That’s the upshot of a new report on vegetative cover in Minnesota released by the state Department of Agriculture. It comes as the state fights a nitrate contamination crisis linked to commercial fertilizers and overuse of manure on traditional row crops of corn and soybeans.
“Increasing vegetative ground cover is an important strategy to help protect water and soil resources,” the authors said.
An appendix of the report includes links to more than a dozen grant and loan programs farmers can tap for help exploring new practices.
Researchers surveyed farmers and industry professionals in three parts of the state where the groundwater is highly vulnerable to nitrate contamination: the southeast, southwest and central sands area. Drinking water with elevated levels of nitrate has been linked to potentially serious health problems, particularly for infants younger than 6 months.
In an effort to improve water quality, the state agency is urging farmers to try to replace traditional row crops of corn and soybeans with perennials that don’t require tilling, for example, or to grow different plants offseason so they keep vegetation on the ground. Bare soil is vulnerable not only to erosion, but also to farm chemicals leaching into groundwater and drinking-water wells.
There’s a range of perennials and cover crops promoted for use as forage for grazing animals, cash crops if markets are better developed or simple cover for the ground offseason. They include annual oilseeds such as winter camelina and pennycress; root vegetables such as turnips and radishes; and small grains such as triticale, sorghum and oats for animal feed and food.
The University of Minnesota is developing other specialty crops such as hazelnuts, perennial sunflowers and an oilseed called silphium. Meanwhile, Kernza, a new type of versatile perennial wheatgrass, as well as camelina and pennycress “are being ramped up to field scale,” the report said.
Kernza has been shown to cut nitrate leaching into groundwater, with its long root system.
Cover crops are “gaining traction” in the three areas, the report said, but still is grown on only 2 to 8% of the cropland in those three regions.
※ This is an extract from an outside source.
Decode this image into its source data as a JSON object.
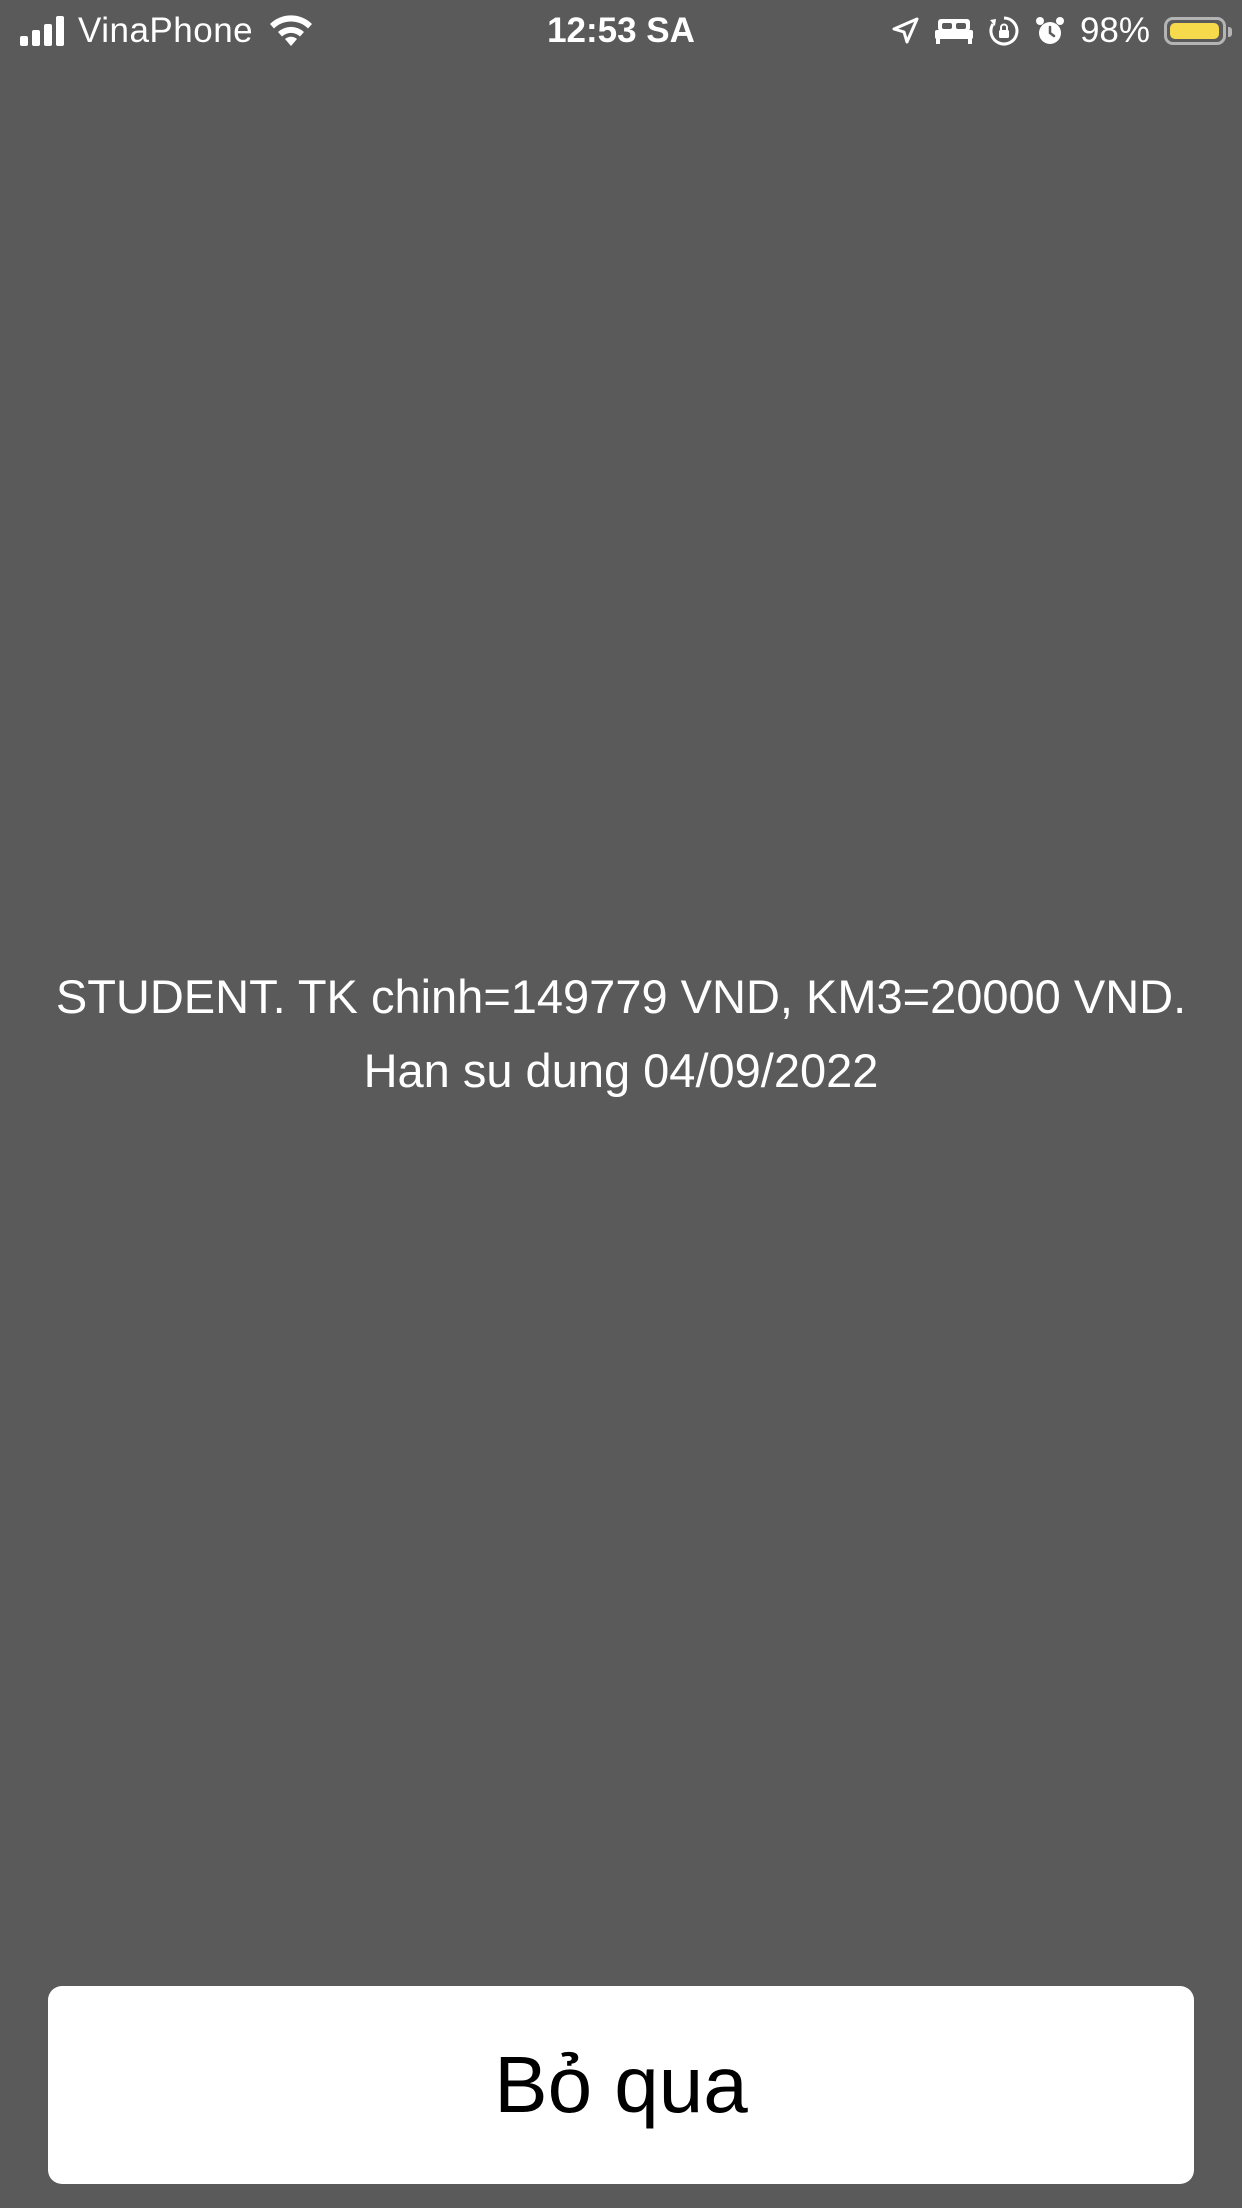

Nearly three-quarters of the state’s cropland is planted with corn and soybeans, a monoculture that requires heavy chemical use and can leave the soil bare over winter.
The report notes that the increase in small craft brewing could increase demand for locally grown malting barley. Likewise, there’s a growing market for pet food for small herbivores, it said, such as guinea pigs who thrive on timothy grass.
There are plenty of obstacles. For example, the report notes supply chain bottlenecks of equipment to cultivate and harvest alternative crops to corn and soybeans. And farmers need to know there’s a buyer for their product or they are less likely to plant alternatives. Minnesota’s short growing season also presents a challenge.